However, by far the most impressive part of the Thunderbolt is when you start loading Web pages. This thing loads pages so quickly that you suddenly realize that we've become accustomed to waiting 5-10 seconds for pages to load on smartphones, because of the latency of 3G connections (even ones with lots of bandwidth). On the desktop, we have a much lower tolerance for page loads since they typically happen in about 1-3 seconds on the average broadband connection using a modern PC. Because Verizon's 4G LTE network hasn't just improved bandwidth but also reduced latency (the time it takes to make a connection), the Thunderbolt loads Web pages at PC-comparable speeds.
I went to TechRepublic and loaded an article with an embedded YouTube video. The page loaded immediately and when I hit play the video started playing within 1-2 seconds and never paused to buffer. Then I successively flipped through 4-5 of the comments to the article (which each loaded a new page). There was no delay or hiccup and each of the new pages loaded within 1-3 seconds. At that point, I had to close my mouth
Because Android now supports Flash (which itself is still terrible overall, but that's another article), I went to www.speedtest.net on the Thunderbolt's Web browser and ran a test. Here's what it looked like:
As you can see, I got 18 Mbps for downloads and 3 Mbps for uploads. That's pretty impressive. Of course, you may say that the network is new and empty, but actually Verizon is doing a ton of demos on LTE here at CES and a lot of the attendees here are early adopters who have the first Verizon LTE modems for their laptops, so I wasn't the only one on the network.
But, the thing you may not have noticed was the Ping (latency) time of 62ms (that's milliseconds). That's a major reason why Verizon's LTE network has given the Thunderbolt such a big speed boost. Smartphones on 3G networks almost never get under 100ms and most of the time they are at 300-500ms, even on good connections with lots of bandwidth. In fact, many smartphones on strong Wi-Fi connections don't even get under 100ms. The best phones on the best connections will get 50-100ms, but more often than not smartphones on Wi-Fi tend to get 100-200ms. The LTE latency times are pushing down toward wired Internet latency rates (typically about 10-40ms). That makes it easy to see why the Thunderbolt feels so responsive when connecting to the Internet.
Of course, the other part of the speed bump is due to the fact that the phone hardware is getting faster as well.
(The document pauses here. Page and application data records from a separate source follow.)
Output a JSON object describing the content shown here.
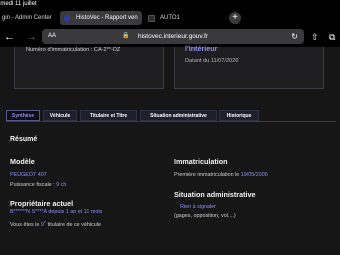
{
  "status_bar": {
    "date": "amedi 11 juillet"
  },
  "browser": {
    "tabs": [
      {
        "label": "gin - Admin Center"
      },
      {
        "label": "HistoVec - Rapport ven"
      },
      {
        "label": "AUTO1"
      }
    ],
    "new_tab": "+",
    "url": "histovec.interieur.gouv.fr",
    "reader": "AA"
  },
  "header": {
    "immatriculation": "Numéro d'immatriculation : CA-2**-DZ",
    "ministere": "l'Intérieur",
    "date": "Datant du 11/07/2026"
  },
  "tabs": [
    {
      "label": "Synthèse"
    },
    {
      "label": "Véhicule"
    },
    {
      "label": "Titulaire et Titre"
    },
    {
      "label": "Situation administrative"
    },
    {
      "label": "Historique"
    }
  ],
  "resume": {
    "heading": "Résumé"
  },
  "modele": {
    "heading": "Modèle",
    "name": "PEUGEOT 407",
    "puissance_label": "Puissance fiscale : ",
    "puissance_value": "9 ch"
  },
  "proprietaire": {
    "heading": "Propriétaire actuel",
    "name_prefix": "B******N S****A depuis ",
    "duration": "1 an et 11 mois",
    "titulaire_prefix": "Vous êtes le ",
    "rank": "9",
    "rank_sup": "e",
    "titulaire_suffix": " titulaire de ce véhicule"
  },
  "immatriculation": {
    "heading": "Immatriculation",
    "premiere_label": "Première immatriculation le ",
    "premiere_date": "19/05/2006"
  },
  "situation": {
    "heading": "Situation administrative",
    "status": "Rien à signaler",
    "detail": "(gages, opposition, vol,...)"
  }
}
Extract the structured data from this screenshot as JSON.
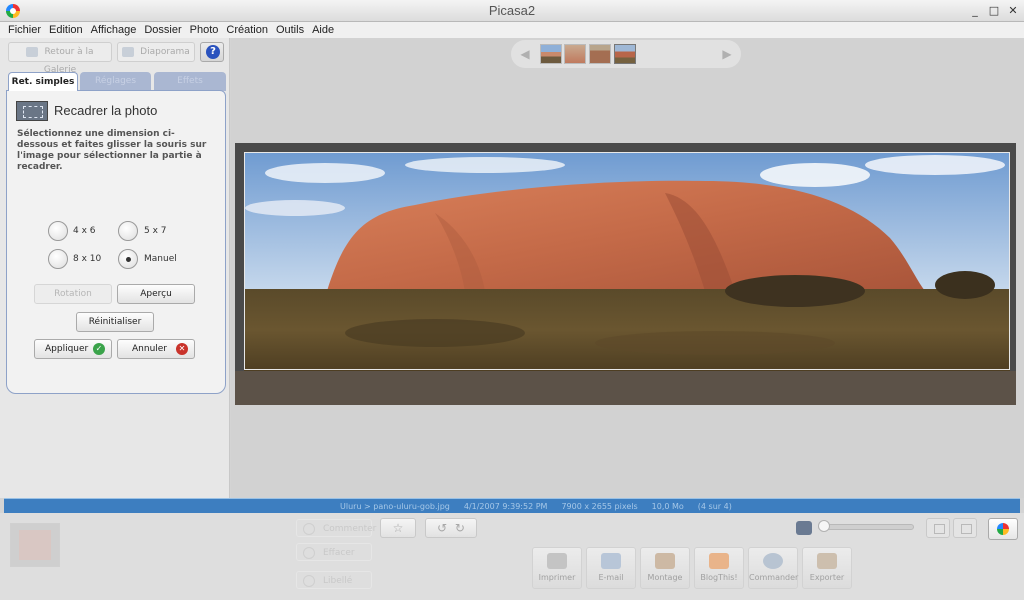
{
  "window": {
    "title": "Picasa2",
    "minimize": "_",
    "maximize": "□",
    "close": "✕"
  },
  "menu": [
    "Fichier",
    "Edition",
    "Affichage",
    "Dossier",
    "Photo",
    "Création",
    "Outils",
    "Aide"
  ],
  "topbar": {
    "back_label": "Retour à la Galerie",
    "slideshow_label": "Diaporama",
    "help_label": "?"
  },
  "tabs": [
    "Ret. simples",
    "Réglages",
    "Effets"
  ],
  "panel": {
    "title": "Recadrer la photo",
    "description": "Sélectionnez une dimension ci-dessous et faites glisser la souris sur l'image pour sélectionner la partie à recadrer.",
    "options": [
      {
        "label": "4 x 6",
        "selected": false
      },
      {
        "label": "5 x 7",
        "selected": false
      },
      {
        "label": "8 x 10",
        "selected": false
      },
      {
        "label": "Manuel",
        "selected": true
      }
    ],
    "buttons": {
      "rotation": "Rotation",
      "preview": "Aperçu",
      "reset": "Réinitialiser",
      "apply": "Appliquer",
      "cancel": "Annuler"
    }
  },
  "filmstrip": {
    "prev": "◀",
    "next": "▶"
  },
  "status": {
    "path": "Uluru > pano-uluru-gob.jpg",
    "date": "4/1/2007 9:39:52 PM",
    "dimensions": "7900 x 2655 pixels",
    "size": "10,0 Mo",
    "position": "(4 sur 4)"
  },
  "bottom": {
    "ghost_labels": [
      "Commenter",
      "Effacer",
      "Libellé"
    ],
    "star": "☆",
    "rotate_left": "↺",
    "rotate_right": "↻",
    "actions": [
      "Imprimer",
      "E-mail",
      "Montage",
      "BlogThis!",
      "Commander",
      "Exporter"
    ]
  },
  "colors": {
    "status_bar": "#3d7ec0",
    "tab_active_border": "#8ea2c8",
    "apply_badge": "#3aa34a",
    "cancel_badge": "#c9332b"
  }
}
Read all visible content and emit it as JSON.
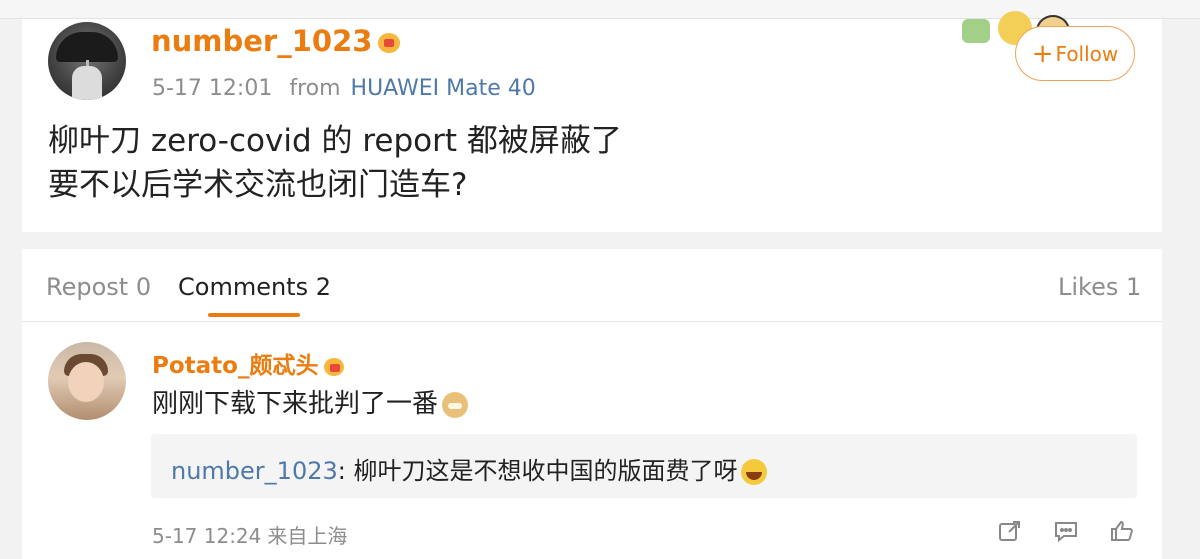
{
  "post": {
    "username": "number_1023",
    "time": "5-17 12:01",
    "from_label": "from",
    "device": "HUAWEI Mate 40",
    "follow_label": "Follow",
    "text": "柳叶刀 zero-covid 的 report 都被屏蔽了\n要不以后学术交流也闭门造车?"
  },
  "tabs": {
    "repost": "Repost 0",
    "comments": "Comments 2",
    "likes": "Likes 1"
  },
  "comment": {
    "username": "Potato_颇忒头",
    "text": "刚刚下载下来批判了一番",
    "reply": {
      "username": "number_1023",
      "separator": ":",
      "text": " 柳叶刀这是不想收中国的版面费了呀"
    },
    "time": "5-17 12:24",
    "location": "来自上海"
  },
  "icons": {
    "vip": "crown-badge-icon",
    "emoji_1": "doge-emoji-icon",
    "emoji_2": "laughing-emoji-icon",
    "share": "share-icon",
    "reply": "comment-icon",
    "like": "thumbs-up-icon"
  },
  "colors": {
    "username": "#eb7c10",
    "link": "#4f79aa",
    "accent": "#eb7c10"
  }
}
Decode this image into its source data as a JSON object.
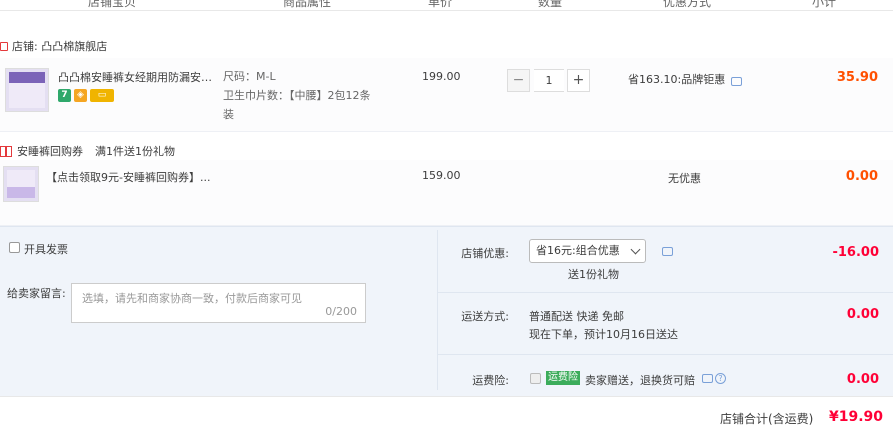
{
  "header": {
    "col_item": "店铺宝贝",
    "col_attrs": "商品属性",
    "col_price": "单价",
    "col_qty": "数量",
    "col_discount": "优惠方式",
    "col_subtotal": "小计"
  },
  "store": {
    "label": "店铺: 凸凸棉旗舰店"
  },
  "items": [
    {
      "title": "凸凸棉安睡裤女经期用防漏安心...",
      "attr_size": "尺码：M-L",
      "attr_pad": "卫生巾片数：【中腰】2包12条",
      "attr_pad_cont": "装",
      "price": "199.00",
      "qty": "1",
      "discount": "省163.10:品牌钜惠",
      "subtotal": "35.90",
      "badge_7": "7"
    },
    {
      "title": "【点击领取9元-安睡裤回购券】...",
      "price": "159.00",
      "discount": "无优惠",
      "subtotal": "0.00"
    }
  ],
  "gift": {
    "name": "安睡裤回购券",
    "rule": "满1件送1份礼物"
  },
  "invoice": {
    "label": "开具发票"
  },
  "message": {
    "label": "给卖家留言:",
    "placeholder": "选填，请先和商家协商一致，付款后商家可见",
    "counter": "0/200"
  },
  "store_discount": {
    "label": "店铺优惠:",
    "selected": "省16元:组合优惠",
    "note": "送1份礼物",
    "amount": "-16.00"
  },
  "shipping": {
    "label": "运送方式:",
    "method": "普通配送 快递 免邮",
    "eta": "现在下单，预计10月16日送达",
    "amount": "0.00"
  },
  "insurance": {
    "label": "运费险:",
    "tag": "运费险",
    "desc": "卖家赠送，退换货可赔",
    "amount": "0.00"
  },
  "total": {
    "label": "店铺合计(含运费)",
    "amount": "¥19.90"
  },
  "colors": {
    "accent_orange": "#ff5000",
    "accent_red": "#ff0036",
    "bg_bottom": "#f0f4fa",
    "tag_green": "#3cac5b"
  }
}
While the Thunderbolt does not feature the most popular new mobile speed demon -- the dual core NVIDIA Tegra2 -- it is powered by an upgraded version of the 1 GHz Qualcomm Snapdragon (the MSM8655). I was disappointed when first I heard that Thunderbolt didn't have the dual core Tegra2, but I didn't sense a bit of lag in this phone. It was faster than the existing 1GHz Snapdragon devices and at least as fast as the Tegra2 devices that I've been able to try here at CES. Of course, the dual core Tegra2 devices could turn out to be stronger at multitasking and multimedia.
The best thing I can say about the HTC Thunderbolt is that when my time was up, I didn't want to give it back. I would have loved to taken this thing with me and kept using it. Alas, although I was told that I was using a final build of the device, no timeframe has been announced for its release other than "first quarter" (and no pricing yet either).
I have no hesitation in calling the HTC Thunderbolt the best of all the new smartphones announced at CES 2011. I think the Motorola Atrix, which can also serve as a PC replacement, is the most important new product at CES, but I think the Thunderbolt (with a big assist from Verizon LTE) is likely to be the most powerful and useful smartphone on the planet when it's officially released in the months ahead.
For more on the HTC Thunderbolt, check out the photo gallery below and then a quick video clip I shot of the Thunderbolt running its own demo video.